-- SUPPLIED RECORDS follows --

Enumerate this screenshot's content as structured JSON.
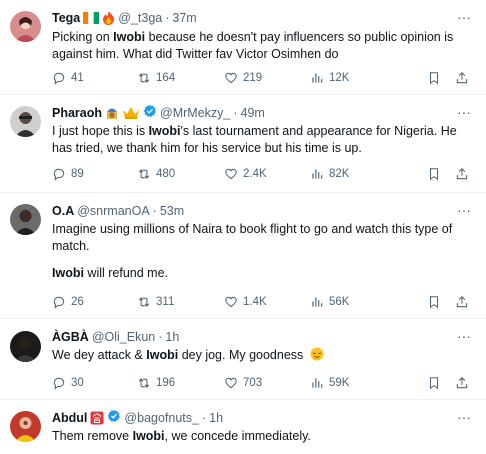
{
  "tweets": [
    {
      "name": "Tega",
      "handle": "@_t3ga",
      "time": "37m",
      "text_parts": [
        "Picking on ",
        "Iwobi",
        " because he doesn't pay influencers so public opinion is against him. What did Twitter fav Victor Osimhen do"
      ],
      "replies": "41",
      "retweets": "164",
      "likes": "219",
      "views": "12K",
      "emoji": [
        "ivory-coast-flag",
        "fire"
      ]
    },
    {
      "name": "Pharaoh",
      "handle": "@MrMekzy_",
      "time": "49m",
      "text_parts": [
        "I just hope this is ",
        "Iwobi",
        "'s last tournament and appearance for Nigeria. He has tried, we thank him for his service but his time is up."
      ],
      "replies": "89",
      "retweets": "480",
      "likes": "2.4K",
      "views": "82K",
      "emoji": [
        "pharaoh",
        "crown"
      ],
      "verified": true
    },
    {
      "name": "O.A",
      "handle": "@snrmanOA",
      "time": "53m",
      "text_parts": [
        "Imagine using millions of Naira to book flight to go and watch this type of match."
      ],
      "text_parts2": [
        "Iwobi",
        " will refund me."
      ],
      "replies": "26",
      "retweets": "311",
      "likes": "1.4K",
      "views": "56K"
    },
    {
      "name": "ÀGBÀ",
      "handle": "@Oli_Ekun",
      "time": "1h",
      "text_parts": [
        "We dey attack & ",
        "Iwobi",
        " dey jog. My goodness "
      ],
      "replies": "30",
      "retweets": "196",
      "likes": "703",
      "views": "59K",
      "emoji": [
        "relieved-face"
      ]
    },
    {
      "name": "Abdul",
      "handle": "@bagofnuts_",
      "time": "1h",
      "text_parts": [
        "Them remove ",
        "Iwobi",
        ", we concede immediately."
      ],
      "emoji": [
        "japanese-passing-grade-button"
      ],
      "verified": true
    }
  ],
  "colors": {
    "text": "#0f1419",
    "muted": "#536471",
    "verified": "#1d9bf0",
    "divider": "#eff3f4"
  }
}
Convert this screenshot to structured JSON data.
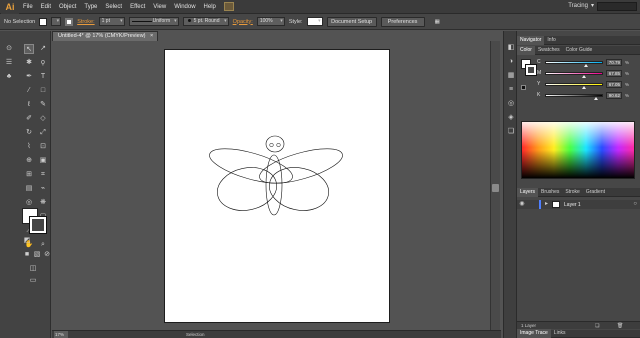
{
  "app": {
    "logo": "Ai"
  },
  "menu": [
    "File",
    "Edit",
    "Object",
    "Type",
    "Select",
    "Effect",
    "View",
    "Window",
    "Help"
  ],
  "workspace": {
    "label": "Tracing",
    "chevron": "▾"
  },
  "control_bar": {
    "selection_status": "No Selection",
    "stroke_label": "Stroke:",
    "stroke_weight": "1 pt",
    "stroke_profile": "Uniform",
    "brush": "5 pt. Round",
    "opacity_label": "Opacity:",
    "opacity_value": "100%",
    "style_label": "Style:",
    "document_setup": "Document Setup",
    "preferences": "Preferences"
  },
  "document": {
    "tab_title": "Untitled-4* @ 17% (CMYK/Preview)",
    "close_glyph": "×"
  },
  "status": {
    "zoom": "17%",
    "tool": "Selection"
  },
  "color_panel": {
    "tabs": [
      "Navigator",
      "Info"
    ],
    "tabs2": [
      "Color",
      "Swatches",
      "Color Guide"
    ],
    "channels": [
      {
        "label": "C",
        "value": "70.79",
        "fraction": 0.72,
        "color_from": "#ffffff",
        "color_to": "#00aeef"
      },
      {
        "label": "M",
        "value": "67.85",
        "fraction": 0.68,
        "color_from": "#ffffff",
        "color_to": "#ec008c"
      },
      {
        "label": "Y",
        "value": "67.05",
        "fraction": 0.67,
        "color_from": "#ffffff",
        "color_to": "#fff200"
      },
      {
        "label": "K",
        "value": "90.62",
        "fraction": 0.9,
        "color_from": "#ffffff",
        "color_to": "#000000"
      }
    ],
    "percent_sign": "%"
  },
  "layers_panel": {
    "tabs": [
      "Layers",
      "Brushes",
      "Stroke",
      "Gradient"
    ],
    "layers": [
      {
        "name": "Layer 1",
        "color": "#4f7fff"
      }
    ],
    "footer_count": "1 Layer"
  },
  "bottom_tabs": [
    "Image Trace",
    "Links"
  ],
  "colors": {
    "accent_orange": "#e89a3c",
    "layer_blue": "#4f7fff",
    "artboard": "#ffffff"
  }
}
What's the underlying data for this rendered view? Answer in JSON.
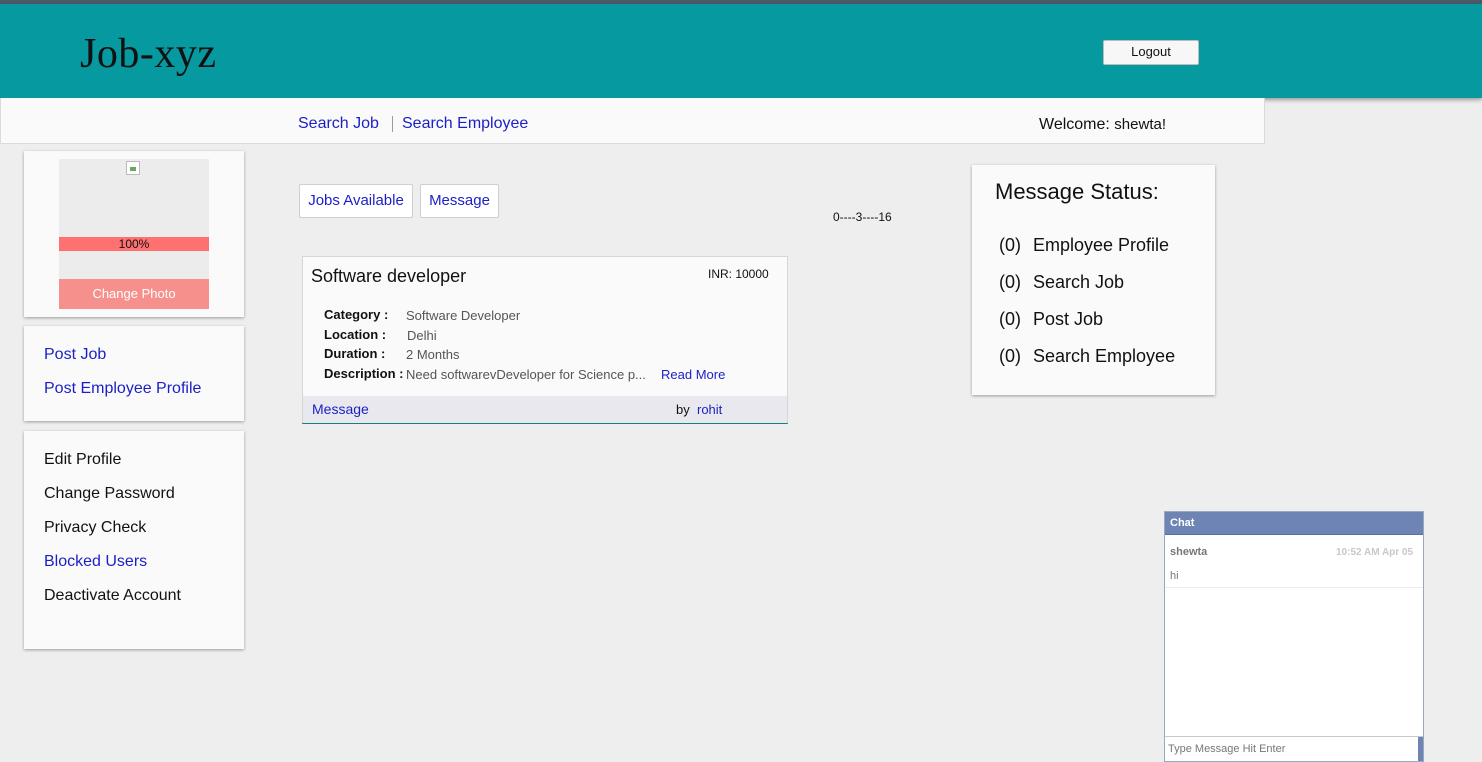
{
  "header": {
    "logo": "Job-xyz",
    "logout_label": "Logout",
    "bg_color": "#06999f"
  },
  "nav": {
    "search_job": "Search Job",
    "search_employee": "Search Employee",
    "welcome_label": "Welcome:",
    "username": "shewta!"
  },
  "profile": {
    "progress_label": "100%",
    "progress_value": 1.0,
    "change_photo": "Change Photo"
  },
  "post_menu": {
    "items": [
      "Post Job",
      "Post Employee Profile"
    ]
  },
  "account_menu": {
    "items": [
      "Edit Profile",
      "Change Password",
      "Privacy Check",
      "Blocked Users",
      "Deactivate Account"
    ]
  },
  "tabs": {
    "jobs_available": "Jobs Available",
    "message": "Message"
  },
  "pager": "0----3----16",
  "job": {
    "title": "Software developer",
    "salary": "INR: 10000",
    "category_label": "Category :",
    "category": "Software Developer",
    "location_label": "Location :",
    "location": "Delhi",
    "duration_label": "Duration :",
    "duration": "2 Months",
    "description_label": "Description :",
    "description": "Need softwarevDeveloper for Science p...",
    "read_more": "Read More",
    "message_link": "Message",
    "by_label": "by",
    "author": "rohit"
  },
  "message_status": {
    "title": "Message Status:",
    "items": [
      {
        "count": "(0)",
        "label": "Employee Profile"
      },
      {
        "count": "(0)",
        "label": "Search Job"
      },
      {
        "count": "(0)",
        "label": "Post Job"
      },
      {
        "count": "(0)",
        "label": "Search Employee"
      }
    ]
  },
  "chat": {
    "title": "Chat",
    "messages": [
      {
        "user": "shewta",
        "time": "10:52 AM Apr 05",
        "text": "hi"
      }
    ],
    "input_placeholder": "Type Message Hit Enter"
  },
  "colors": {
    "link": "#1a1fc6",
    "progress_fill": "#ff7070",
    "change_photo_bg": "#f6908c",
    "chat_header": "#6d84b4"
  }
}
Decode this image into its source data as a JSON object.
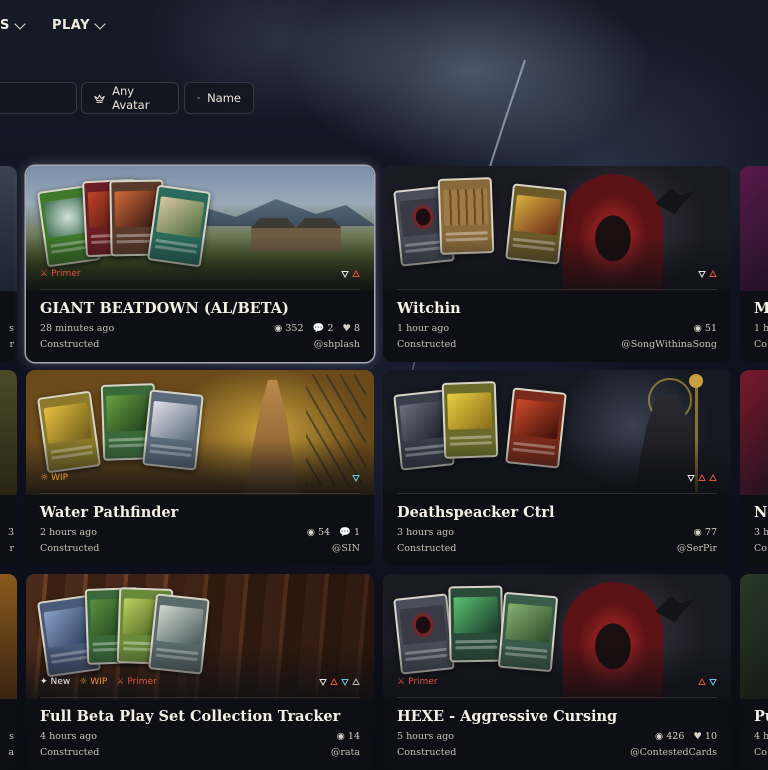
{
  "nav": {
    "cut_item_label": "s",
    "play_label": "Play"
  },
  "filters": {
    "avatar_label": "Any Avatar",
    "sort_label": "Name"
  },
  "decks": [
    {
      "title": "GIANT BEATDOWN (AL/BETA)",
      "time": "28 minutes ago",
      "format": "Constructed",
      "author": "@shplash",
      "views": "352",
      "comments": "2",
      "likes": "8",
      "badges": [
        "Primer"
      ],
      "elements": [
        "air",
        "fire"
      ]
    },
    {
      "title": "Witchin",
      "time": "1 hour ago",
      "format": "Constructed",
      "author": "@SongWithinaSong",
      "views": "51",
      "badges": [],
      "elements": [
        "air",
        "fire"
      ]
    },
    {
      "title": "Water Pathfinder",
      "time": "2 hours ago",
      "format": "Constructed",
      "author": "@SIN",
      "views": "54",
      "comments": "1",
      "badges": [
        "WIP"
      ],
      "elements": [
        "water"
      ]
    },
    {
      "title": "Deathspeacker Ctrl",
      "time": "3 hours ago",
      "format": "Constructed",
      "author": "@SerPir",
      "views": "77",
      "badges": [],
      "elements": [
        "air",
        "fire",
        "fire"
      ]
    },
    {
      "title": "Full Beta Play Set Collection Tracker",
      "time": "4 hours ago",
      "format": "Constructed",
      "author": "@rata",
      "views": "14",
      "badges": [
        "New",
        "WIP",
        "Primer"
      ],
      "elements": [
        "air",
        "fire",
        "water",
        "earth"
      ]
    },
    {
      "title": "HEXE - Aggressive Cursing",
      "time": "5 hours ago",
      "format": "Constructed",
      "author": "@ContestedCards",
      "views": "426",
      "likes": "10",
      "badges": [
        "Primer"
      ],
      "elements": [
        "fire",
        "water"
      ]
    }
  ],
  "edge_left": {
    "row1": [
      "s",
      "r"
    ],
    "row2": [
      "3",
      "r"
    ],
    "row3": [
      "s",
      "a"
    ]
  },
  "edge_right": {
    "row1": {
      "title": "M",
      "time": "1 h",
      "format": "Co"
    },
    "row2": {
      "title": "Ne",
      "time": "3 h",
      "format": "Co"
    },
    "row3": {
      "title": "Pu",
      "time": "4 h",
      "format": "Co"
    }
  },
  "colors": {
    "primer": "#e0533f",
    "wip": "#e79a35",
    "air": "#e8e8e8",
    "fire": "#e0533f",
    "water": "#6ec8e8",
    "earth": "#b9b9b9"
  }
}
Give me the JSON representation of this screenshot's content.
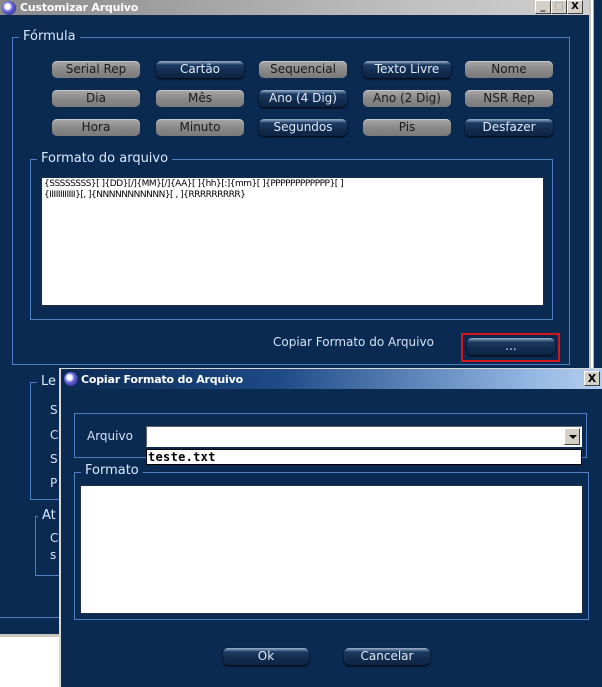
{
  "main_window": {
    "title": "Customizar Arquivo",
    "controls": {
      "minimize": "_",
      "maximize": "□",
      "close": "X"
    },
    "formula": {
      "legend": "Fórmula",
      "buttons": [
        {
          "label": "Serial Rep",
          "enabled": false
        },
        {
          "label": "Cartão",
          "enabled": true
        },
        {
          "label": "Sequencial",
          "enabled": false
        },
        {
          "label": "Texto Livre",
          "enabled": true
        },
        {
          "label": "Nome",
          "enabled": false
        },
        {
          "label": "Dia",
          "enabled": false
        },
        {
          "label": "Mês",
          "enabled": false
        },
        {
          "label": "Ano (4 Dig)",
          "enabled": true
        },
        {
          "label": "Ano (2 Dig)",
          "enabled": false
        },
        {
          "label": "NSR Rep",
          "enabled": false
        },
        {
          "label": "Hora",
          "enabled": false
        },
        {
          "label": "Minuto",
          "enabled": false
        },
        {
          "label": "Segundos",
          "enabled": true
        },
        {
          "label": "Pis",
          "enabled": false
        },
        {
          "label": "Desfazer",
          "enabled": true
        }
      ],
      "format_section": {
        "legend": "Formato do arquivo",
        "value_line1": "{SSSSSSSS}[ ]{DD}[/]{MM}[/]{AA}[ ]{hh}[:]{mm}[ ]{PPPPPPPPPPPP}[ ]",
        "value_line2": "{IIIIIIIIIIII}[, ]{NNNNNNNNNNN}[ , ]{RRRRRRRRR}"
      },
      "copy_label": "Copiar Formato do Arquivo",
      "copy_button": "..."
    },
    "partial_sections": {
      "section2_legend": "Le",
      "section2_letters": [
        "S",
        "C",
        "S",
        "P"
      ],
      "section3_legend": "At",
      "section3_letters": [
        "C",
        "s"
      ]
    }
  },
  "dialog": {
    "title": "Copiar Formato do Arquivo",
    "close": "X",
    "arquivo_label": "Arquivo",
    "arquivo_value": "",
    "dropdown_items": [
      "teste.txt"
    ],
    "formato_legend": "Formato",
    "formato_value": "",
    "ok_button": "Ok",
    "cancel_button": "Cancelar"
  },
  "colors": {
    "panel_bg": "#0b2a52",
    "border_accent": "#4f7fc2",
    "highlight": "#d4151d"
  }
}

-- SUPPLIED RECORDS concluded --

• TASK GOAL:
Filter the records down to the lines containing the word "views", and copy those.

• EXERCISE OUTPUT:
      "views": "12K",
      "views": "82K",
      "views": "56K"
      "views": "59K",
      "views": "352",
      "views": "51",
      "views": "54",
      "views": "77",
      "views": "14",
      "views": "426",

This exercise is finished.